A funeral mass was held for Senate President Emeritus Thomas V “Mike” Miller Jr. Saturday morning at St. John The Evangelist Catholic Church in Clinton, in which he was remembered for his love, service and humor.
A white pall was draped over his coffin at the church’s front, as he was draped in white during baptism.
“He is inescapably built into our lives. Who and what we are, Mike has immeasurably helped to shape. His christ-like compassion and limitless love, these have seeped into our very blood. Because of Mike, we are not only more Christian, we are more human,” Rev. Msgr. Ronald Jameson, Deacon of the Cathedral of St. Matthew the Apostle, said.
When Jameson first became a priest in the late 1960s, he was assigned to St. John The Evangelist, down in “Millerland,” he said. Miller was coming up as a political leader at the same time, and he knew the politician throughout his life.
“He was in every sense a lion of the senate,” Jameson said.
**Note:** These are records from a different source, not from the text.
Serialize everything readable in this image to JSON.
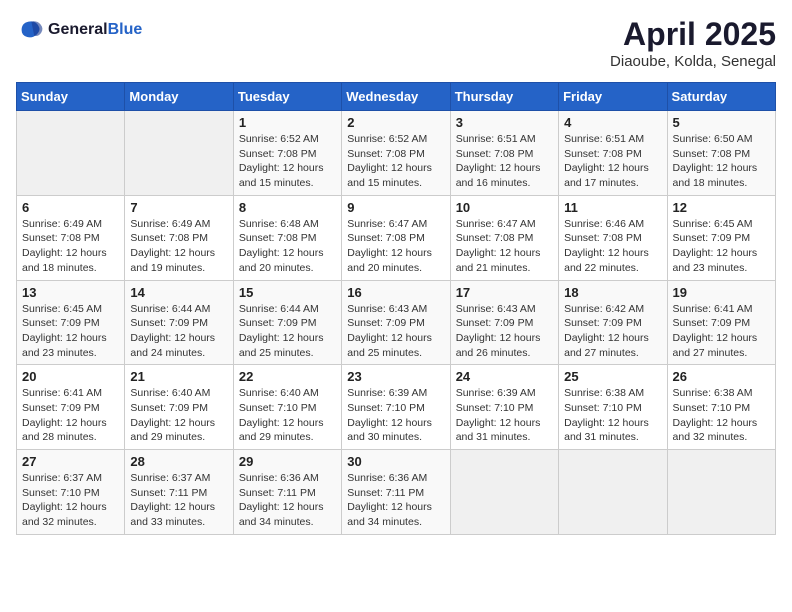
{
  "header": {
    "logo_line1": "General",
    "logo_line2": "Blue",
    "month": "April 2025",
    "location": "Diaoube, Kolda, Senegal"
  },
  "days_of_week": [
    "Sunday",
    "Monday",
    "Tuesday",
    "Wednesday",
    "Thursday",
    "Friday",
    "Saturday"
  ],
  "weeks": [
    [
      {
        "day": "",
        "sunrise": "",
        "sunset": "",
        "daylight": ""
      },
      {
        "day": "",
        "sunrise": "",
        "sunset": "",
        "daylight": ""
      },
      {
        "day": "1",
        "sunrise": "Sunrise: 6:52 AM",
        "sunset": "Sunset: 7:08 PM",
        "daylight": "Daylight: 12 hours and 15 minutes."
      },
      {
        "day": "2",
        "sunrise": "Sunrise: 6:52 AM",
        "sunset": "Sunset: 7:08 PM",
        "daylight": "Daylight: 12 hours and 15 minutes."
      },
      {
        "day": "3",
        "sunrise": "Sunrise: 6:51 AM",
        "sunset": "Sunset: 7:08 PM",
        "daylight": "Daylight: 12 hours and 16 minutes."
      },
      {
        "day": "4",
        "sunrise": "Sunrise: 6:51 AM",
        "sunset": "Sunset: 7:08 PM",
        "daylight": "Daylight: 12 hours and 17 minutes."
      },
      {
        "day": "5",
        "sunrise": "Sunrise: 6:50 AM",
        "sunset": "Sunset: 7:08 PM",
        "daylight": "Daylight: 12 hours and 18 minutes."
      }
    ],
    [
      {
        "day": "6",
        "sunrise": "Sunrise: 6:49 AM",
        "sunset": "Sunset: 7:08 PM",
        "daylight": "Daylight: 12 hours and 18 minutes."
      },
      {
        "day": "7",
        "sunrise": "Sunrise: 6:49 AM",
        "sunset": "Sunset: 7:08 PM",
        "daylight": "Daylight: 12 hours and 19 minutes."
      },
      {
        "day": "8",
        "sunrise": "Sunrise: 6:48 AM",
        "sunset": "Sunset: 7:08 PM",
        "daylight": "Daylight: 12 hours and 20 minutes."
      },
      {
        "day": "9",
        "sunrise": "Sunrise: 6:47 AM",
        "sunset": "Sunset: 7:08 PM",
        "daylight": "Daylight: 12 hours and 20 minutes."
      },
      {
        "day": "10",
        "sunrise": "Sunrise: 6:47 AM",
        "sunset": "Sunset: 7:08 PM",
        "daylight": "Daylight: 12 hours and 21 minutes."
      },
      {
        "day": "11",
        "sunrise": "Sunrise: 6:46 AM",
        "sunset": "Sunset: 7:08 PM",
        "daylight": "Daylight: 12 hours and 22 minutes."
      },
      {
        "day": "12",
        "sunrise": "Sunrise: 6:45 AM",
        "sunset": "Sunset: 7:09 PM",
        "daylight": "Daylight: 12 hours and 23 minutes."
      }
    ],
    [
      {
        "day": "13",
        "sunrise": "Sunrise: 6:45 AM",
        "sunset": "Sunset: 7:09 PM",
        "daylight": "Daylight: 12 hours and 23 minutes."
      },
      {
        "day": "14",
        "sunrise": "Sunrise: 6:44 AM",
        "sunset": "Sunset: 7:09 PM",
        "daylight": "Daylight: 12 hours and 24 minutes."
      },
      {
        "day": "15",
        "sunrise": "Sunrise: 6:44 AM",
        "sunset": "Sunset: 7:09 PM",
        "daylight": "Daylight: 12 hours and 25 minutes."
      },
      {
        "day": "16",
        "sunrise": "Sunrise: 6:43 AM",
        "sunset": "Sunset: 7:09 PM",
        "daylight": "Daylight: 12 hours and 25 minutes."
      },
      {
        "day": "17",
        "sunrise": "Sunrise: 6:43 AM",
        "sunset": "Sunset: 7:09 PM",
        "daylight": "Daylight: 12 hours and 26 minutes."
      },
      {
        "day": "18",
        "sunrise": "Sunrise: 6:42 AM",
        "sunset": "Sunset: 7:09 PM",
        "daylight": "Daylight: 12 hours and 27 minutes."
      },
      {
        "day": "19",
        "sunrise": "Sunrise: 6:41 AM",
        "sunset": "Sunset: 7:09 PM",
        "daylight": "Daylight: 12 hours and 27 minutes."
      }
    ],
    [
      {
        "day": "20",
        "sunrise": "Sunrise: 6:41 AM",
        "sunset": "Sunset: 7:09 PM",
        "daylight": "Daylight: 12 hours and 28 minutes."
      },
      {
        "day": "21",
        "sunrise": "Sunrise: 6:40 AM",
        "sunset": "Sunset: 7:09 PM",
        "daylight": "Daylight: 12 hours and 29 minutes."
      },
      {
        "day": "22",
        "sunrise": "Sunrise: 6:40 AM",
        "sunset": "Sunset: 7:10 PM",
        "daylight": "Daylight: 12 hours and 29 minutes."
      },
      {
        "day": "23",
        "sunrise": "Sunrise: 6:39 AM",
        "sunset": "Sunset: 7:10 PM",
        "daylight": "Daylight: 12 hours and 30 minutes."
      },
      {
        "day": "24",
        "sunrise": "Sunrise: 6:39 AM",
        "sunset": "Sunset: 7:10 PM",
        "daylight": "Daylight: 12 hours and 31 minutes."
      },
      {
        "day": "25",
        "sunrise": "Sunrise: 6:38 AM",
        "sunset": "Sunset: 7:10 PM",
        "daylight": "Daylight: 12 hours and 31 minutes."
      },
      {
        "day": "26",
        "sunrise": "Sunrise: 6:38 AM",
        "sunset": "Sunset: 7:10 PM",
        "daylight": "Daylight: 12 hours and 32 minutes."
      }
    ],
    [
      {
        "day": "27",
        "sunrise": "Sunrise: 6:37 AM",
        "sunset": "Sunset: 7:10 PM",
        "daylight": "Daylight: 12 hours and 32 minutes."
      },
      {
        "day": "28",
        "sunrise": "Sunrise: 6:37 AM",
        "sunset": "Sunset: 7:11 PM",
        "daylight": "Daylight: 12 hours and 33 minutes."
      },
      {
        "day": "29",
        "sunrise": "Sunrise: 6:36 AM",
        "sunset": "Sunset: 7:11 PM",
        "daylight": "Daylight: 12 hours and 34 minutes."
      },
      {
        "day": "30",
        "sunrise": "Sunrise: 6:36 AM",
        "sunset": "Sunset: 7:11 PM",
        "daylight": "Daylight: 12 hours and 34 minutes."
      },
      {
        "day": "",
        "sunrise": "",
        "sunset": "",
        "daylight": ""
      },
      {
        "day": "",
        "sunrise": "",
        "sunset": "",
        "daylight": ""
      },
      {
        "day": "",
        "sunrise": "",
        "sunset": "",
        "daylight": ""
      }
    ]
  ]
}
The service was video streamed live on the church’s Facebook page, as attendance was limited due to the COVID-19 pandemic.
Miller’s son, Tommy Miller, said one of the things that defined his father’s nearly 46-year tenure in the state legislature was his mentorship of others.
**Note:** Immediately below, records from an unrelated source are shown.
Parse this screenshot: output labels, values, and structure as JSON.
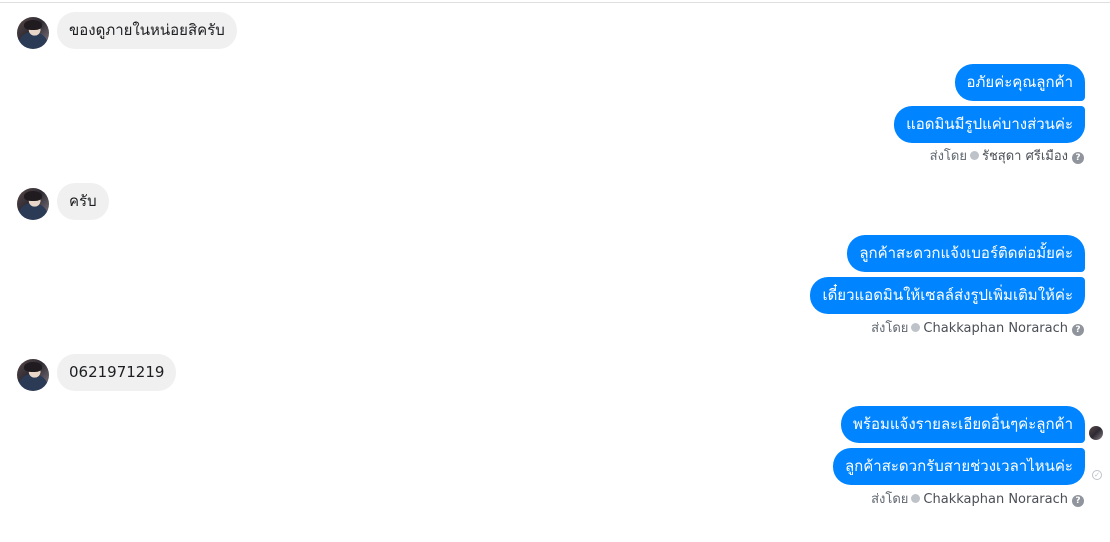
{
  "messages": [
    {
      "text": "ของดูภายในหน่อยสิครับ"
    },
    {
      "text": "อภัยค่ะคุณลูกค้า"
    },
    {
      "text": "แอดมินมีรูปแค่บางส่วนค่ะ"
    },
    {
      "text": "ครับ"
    },
    {
      "text": "ลูกค้าสะดวกแจ้งเบอร์ติดต่อมั้ยค่ะ"
    },
    {
      "text": "เดี๋ยวแอดมินให้เซลล์ส่งรูปเพิ่มเติมให้ค่ะ"
    },
    {
      "text": "0621971219"
    },
    {
      "text": "พร้อมแจ้งรายละเอียดอื่นๆค่ะลูกค้า"
    },
    {
      "text": "ลูกค้าสะดวกรับสายช่วงเวลาไหนค่ะ"
    }
  ],
  "sent_by": {
    "label": "ส่งโดย",
    "senders": [
      "รัชสุดา ศรีเมือง",
      "Chakkaphan Norarach",
      "Chakkaphan Norarach"
    ],
    "help_glyph": "?"
  },
  "icons": {
    "verified": "check-circle-icon",
    "help": "question-circle-icon",
    "delivered": "delivered-check-icon"
  },
  "colors": {
    "outgoing_bubble": "#0084ff",
    "incoming_bubble": "#f1f0f0",
    "text_dark": "#1c1e21"
  }
}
“He made sure every one of those senators knew how to accomplish things,” he said.
Tommy Miller also spoke about his father’s love for the University of Maryland, College Park. The University of Maryland’s mascot, a terrapin named Testudo, was displayed next to Miller’s coffin.
Tommy Miller was diagnosed with a brain tumor four years ago. His father couldn’t help but say, “A Dukie’s doing the surgery?” when he found out the doctor treating his son graduated from Duke University, which Maryland graduates hate.
Tommy Miller also said the President Emeritus had a connection to a viral video from 2017 in which a Maryland student crushes a beer against her head and chugs it in a matter of seconds. He said his daughter was roommates with the student, and both were in trouble for the video. Tommy Miller said he decided he needed to show his father, then one of the state’s top political figures.
“He said, ‘That’s one of the greatest thing’s I’ve ever seen.’ Does she fish? Does she ride motorcycles?’” Tommy Miller recalled, laughing. “You can take the man out of Clinton, but you can never take Clinton out of the man.”
Tommy Miller also talked about how much value his father put on forgiveness, whether forgiving political rivals or forgiving an Orioles player for doping.
Melissa Miller recalled her father talking with constituents at swim meets and football games, how he would listen and take notes. She thinks he would be proud to look down at all the strong women he has helped, his daughters, granddaughters and women in their law office.
“He still went to help every person he could,” she said. “While nobody can be perfect, my dad was as close to being the most perfect dad someone can have.”
Tommy Miller selected a quote from the Greek philosopher Heraclitus to describe his father, who he also described as a “quote machine.”
“Out of every one hundred men, ten shouldn’t even be there, eighty are just targets, nine are the real fighters, and we are lucky to have them, for they make the battle. Ah, but the one, one is a warrior, and he will bring the others back.”